Tony Reddin, director at Grant Thornton in Liverpool, said: "The 20 per cent government assistance for people buying new-build homes is not only likely to be a crowd pleaser, but it should bring a tangible lift to the region's construction and property trade. There's no doubt that the demand for new homes is there, so this measure aligned with the mortgage guarantee scheme can only be a good thing. But as with all these things the detail is what matters – it will be interesting to see whether the measures are simple enough to translate into use."
And John Cridland, director-general of the CBI, added: "We're particularly pleased our call for a focus on the short-term boost of housing has been heeded, alongside an increase in longer-term big ticket infrastructure spending. This was recognition it was a mistake to cut capital spending so sharply and that other growth-boosting measures were taking too long. But by shifting £6bn to housing and infrastructure, the Government has sowed the seeds for growth and jobs."
Warrington-based Arley Homes has developments across Lancashire, Greater Manchester and Cheshire. John Cosgrave, managing director, welcomed the stimulus for the wider market provided by Help to Buy.
He said: "I'm happy the government is offering support for all buyers of homes across the open market and not purely focusing on the first time buyer market.
"Couple this with increased opportunity to acquire shared equity, it will hopefully open up the housing market and ensure people are more confident to move into new homes to suit their needs which will, in turn, make more homes available to the first time buyers."
Jeremy Hartley, managing director at the Eric Wright Group, said: "In terms of our construction and property development activities, we are also pleased to see initiatives such as the Help to Buy Scheme, assisting all buyers, not just those taking their first step on the property ladder, through reducing levels of required deposits.
"The new mortgage guarantee scheme supporting £130bn of funding should also increase availability of home loans and further contribute to recovery in this sector."
Simon Bedford, partner and head of Deloitte Real Estate in the north said: "The annouced 'Help to Buy' scheme should assist the struggling housing market.
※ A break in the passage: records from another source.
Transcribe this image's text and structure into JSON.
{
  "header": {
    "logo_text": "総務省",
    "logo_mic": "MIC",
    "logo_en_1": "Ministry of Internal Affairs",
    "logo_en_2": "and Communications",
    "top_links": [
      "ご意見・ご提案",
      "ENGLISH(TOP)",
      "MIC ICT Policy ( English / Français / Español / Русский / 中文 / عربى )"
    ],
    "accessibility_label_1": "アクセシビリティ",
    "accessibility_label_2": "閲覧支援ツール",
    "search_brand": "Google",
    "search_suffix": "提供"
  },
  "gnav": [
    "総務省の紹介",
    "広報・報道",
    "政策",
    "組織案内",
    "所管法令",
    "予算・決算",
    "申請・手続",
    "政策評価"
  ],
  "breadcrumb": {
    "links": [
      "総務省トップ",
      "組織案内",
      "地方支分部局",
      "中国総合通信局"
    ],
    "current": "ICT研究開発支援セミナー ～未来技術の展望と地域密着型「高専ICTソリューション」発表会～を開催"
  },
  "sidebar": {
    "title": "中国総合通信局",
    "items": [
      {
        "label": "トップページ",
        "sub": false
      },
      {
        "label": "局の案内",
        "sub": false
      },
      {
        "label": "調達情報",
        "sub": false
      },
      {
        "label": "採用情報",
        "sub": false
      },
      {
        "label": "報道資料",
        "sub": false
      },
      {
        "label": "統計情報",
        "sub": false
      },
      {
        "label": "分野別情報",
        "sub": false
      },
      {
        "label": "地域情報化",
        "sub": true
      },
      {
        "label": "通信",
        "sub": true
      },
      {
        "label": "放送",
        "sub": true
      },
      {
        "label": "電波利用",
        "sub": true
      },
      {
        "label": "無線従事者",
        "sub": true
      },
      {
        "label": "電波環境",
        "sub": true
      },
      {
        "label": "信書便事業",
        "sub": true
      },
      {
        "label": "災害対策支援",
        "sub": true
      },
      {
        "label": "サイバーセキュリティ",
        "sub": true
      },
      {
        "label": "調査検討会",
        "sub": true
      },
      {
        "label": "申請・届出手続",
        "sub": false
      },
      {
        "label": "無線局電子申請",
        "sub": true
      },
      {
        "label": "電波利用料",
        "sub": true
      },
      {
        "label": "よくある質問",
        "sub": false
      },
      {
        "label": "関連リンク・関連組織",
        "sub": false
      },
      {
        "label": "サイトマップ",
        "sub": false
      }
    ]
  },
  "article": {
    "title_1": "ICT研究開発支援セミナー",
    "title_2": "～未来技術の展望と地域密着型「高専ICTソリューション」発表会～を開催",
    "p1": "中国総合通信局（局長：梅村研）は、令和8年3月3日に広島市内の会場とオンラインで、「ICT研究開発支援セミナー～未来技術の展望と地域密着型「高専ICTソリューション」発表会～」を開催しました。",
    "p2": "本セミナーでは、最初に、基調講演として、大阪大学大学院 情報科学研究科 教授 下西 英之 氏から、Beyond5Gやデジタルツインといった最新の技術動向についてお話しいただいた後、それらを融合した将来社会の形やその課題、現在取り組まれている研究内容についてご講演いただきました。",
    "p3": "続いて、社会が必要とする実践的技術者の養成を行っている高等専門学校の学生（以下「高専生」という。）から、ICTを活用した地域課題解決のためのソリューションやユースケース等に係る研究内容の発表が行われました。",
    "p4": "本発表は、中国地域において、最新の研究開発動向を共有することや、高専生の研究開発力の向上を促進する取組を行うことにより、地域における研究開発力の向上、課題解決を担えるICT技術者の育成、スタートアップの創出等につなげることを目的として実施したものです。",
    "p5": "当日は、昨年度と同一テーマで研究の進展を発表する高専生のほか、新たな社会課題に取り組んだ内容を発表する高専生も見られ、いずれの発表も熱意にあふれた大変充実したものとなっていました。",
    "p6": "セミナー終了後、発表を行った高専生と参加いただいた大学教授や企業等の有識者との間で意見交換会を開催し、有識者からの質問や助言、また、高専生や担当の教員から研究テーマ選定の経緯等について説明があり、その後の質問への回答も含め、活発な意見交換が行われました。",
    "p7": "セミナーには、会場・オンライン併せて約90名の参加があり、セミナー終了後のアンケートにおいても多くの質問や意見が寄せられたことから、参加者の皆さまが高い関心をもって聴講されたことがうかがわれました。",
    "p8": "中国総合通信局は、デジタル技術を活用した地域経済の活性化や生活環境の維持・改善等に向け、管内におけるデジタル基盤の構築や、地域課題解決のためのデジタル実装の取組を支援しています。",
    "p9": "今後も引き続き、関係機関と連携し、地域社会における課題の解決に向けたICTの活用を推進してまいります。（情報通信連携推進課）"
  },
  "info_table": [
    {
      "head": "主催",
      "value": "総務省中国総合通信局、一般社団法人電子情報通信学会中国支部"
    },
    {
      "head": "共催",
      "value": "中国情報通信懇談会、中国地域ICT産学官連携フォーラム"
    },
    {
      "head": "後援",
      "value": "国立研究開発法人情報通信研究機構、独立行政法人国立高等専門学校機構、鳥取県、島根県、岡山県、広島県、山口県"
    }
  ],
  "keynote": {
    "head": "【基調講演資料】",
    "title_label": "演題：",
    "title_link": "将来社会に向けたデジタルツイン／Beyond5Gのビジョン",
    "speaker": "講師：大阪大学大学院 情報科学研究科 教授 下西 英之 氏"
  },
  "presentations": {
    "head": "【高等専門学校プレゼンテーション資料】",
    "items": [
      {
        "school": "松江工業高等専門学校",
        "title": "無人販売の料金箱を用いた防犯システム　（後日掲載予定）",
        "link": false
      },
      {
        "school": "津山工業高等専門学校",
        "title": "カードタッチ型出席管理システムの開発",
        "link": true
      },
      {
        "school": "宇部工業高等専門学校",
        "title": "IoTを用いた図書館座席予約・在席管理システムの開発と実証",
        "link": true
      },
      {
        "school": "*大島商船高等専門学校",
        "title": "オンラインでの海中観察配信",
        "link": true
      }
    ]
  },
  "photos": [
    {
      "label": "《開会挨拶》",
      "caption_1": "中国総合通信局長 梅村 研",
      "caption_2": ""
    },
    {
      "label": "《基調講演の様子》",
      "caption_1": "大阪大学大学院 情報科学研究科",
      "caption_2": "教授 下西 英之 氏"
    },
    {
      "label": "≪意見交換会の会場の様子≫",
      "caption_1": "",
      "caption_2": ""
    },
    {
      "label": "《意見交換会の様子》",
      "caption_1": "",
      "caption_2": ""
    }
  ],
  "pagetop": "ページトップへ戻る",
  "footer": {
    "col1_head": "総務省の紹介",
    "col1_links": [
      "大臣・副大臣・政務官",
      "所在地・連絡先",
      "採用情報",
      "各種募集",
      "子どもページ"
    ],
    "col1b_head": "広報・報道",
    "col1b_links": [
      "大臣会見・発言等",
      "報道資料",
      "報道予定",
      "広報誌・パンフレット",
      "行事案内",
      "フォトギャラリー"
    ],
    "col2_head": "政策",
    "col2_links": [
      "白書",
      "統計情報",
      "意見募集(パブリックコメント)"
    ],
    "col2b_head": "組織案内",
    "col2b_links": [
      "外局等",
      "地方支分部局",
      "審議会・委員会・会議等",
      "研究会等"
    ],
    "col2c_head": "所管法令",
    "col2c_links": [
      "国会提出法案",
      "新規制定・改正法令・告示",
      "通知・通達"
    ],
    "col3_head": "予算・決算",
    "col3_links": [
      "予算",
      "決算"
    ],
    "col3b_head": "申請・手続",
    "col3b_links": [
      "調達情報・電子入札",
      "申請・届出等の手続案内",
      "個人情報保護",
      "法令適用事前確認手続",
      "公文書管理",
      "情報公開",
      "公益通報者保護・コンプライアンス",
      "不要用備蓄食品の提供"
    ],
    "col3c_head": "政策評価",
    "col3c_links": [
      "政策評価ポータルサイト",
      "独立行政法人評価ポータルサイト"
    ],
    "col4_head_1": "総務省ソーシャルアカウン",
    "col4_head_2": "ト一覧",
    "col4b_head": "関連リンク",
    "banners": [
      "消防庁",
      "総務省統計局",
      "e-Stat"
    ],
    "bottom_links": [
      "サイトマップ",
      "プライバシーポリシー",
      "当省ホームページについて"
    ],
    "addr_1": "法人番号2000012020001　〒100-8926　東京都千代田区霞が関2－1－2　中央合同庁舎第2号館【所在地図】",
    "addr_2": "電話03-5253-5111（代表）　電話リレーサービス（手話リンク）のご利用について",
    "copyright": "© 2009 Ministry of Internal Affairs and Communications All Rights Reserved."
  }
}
The first part – a new equity loan – is available to anyone wishing to buy a newly built property. This will give developers confidence that their properties are attainable, boosting speculative developments. The second part of the scheme – a mortgage guarantee plan – will greatly aid those than can afford repayments but struggle to save a lump sum to put a deposit on a property. This initiative should make the residential property market more fluid again as more people will be in a viable position to buy."
Steven Verity, director of CBRE North West Residential, said:
"We are pleased to hear that the Government has allocated £3.5bn to its Help to Buy regime. It is vital for the whole of the property market that families and first time buyers can get on the property ladder, and the primary issue they face is lack of mortgage availability. This move will also provide a much-needed boost for the house building industry.
"Every house built generates 1.5 jobs directly and a further four jobs in other stages of the supply chain, so any measures that stimulate house building will act as a catalyst for the wider economy. This move is particularly good news for first time buyers in the London market."